[Source records]

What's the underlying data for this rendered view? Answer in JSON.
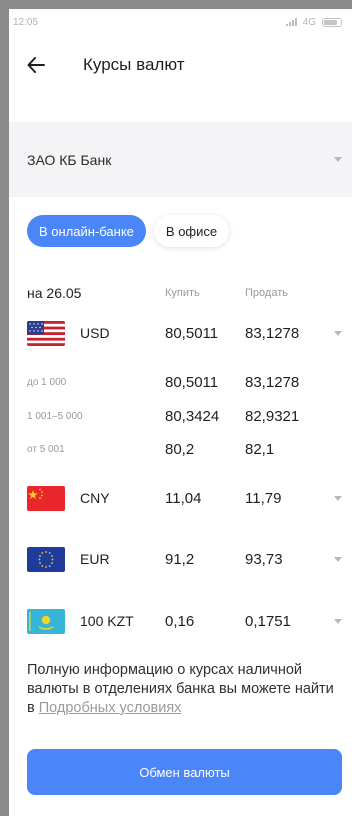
{
  "statusbar": {
    "time": "12:05",
    "network": "4G"
  },
  "header": {
    "title": "Курсы валют"
  },
  "bank_select": {
    "value": "ЗАО КБ Банк"
  },
  "tabs": [
    {
      "label": "В онлайн-банке",
      "active": true
    },
    {
      "label": "В офисе",
      "active": false
    }
  ],
  "table": {
    "date_label": "на 26.05",
    "buy_header": "Купить",
    "sell_header": "Продать",
    "usd": {
      "code": "USD",
      "buy": "80,5011",
      "sell": "83,1278",
      "tiers": [
        {
          "label": "до 1 000",
          "buy": "80,5011",
          "sell": "83,1278"
        },
        {
          "label": "1 001–5 000",
          "buy": "80,3424",
          "sell": "82,9321"
        },
        {
          "label": "от 5 001",
          "buy": "80,2",
          "sell": "82,1"
        }
      ]
    },
    "cny": {
      "code": "CNY",
      "buy": "11,04",
      "sell": "11,79"
    },
    "eur": {
      "code": "EUR",
      "buy": "91,2",
      "sell": "93,73"
    },
    "kzt": {
      "code": "100 KZT",
      "buy": "0,16",
      "sell": "0,1751"
    }
  },
  "info": {
    "text": "Полную информацию о курсах наличной валюты в отделениях банка вы можете найти в ",
    "link": "Подробных условиях"
  },
  "cta": {
    "label": "Обмен валюты"
  },
  "colors": {
    "accent": "#4a86f7",
    "select_bg": "#f4f4f6"
  }
}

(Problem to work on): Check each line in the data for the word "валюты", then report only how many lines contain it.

(Solution for this problem): 2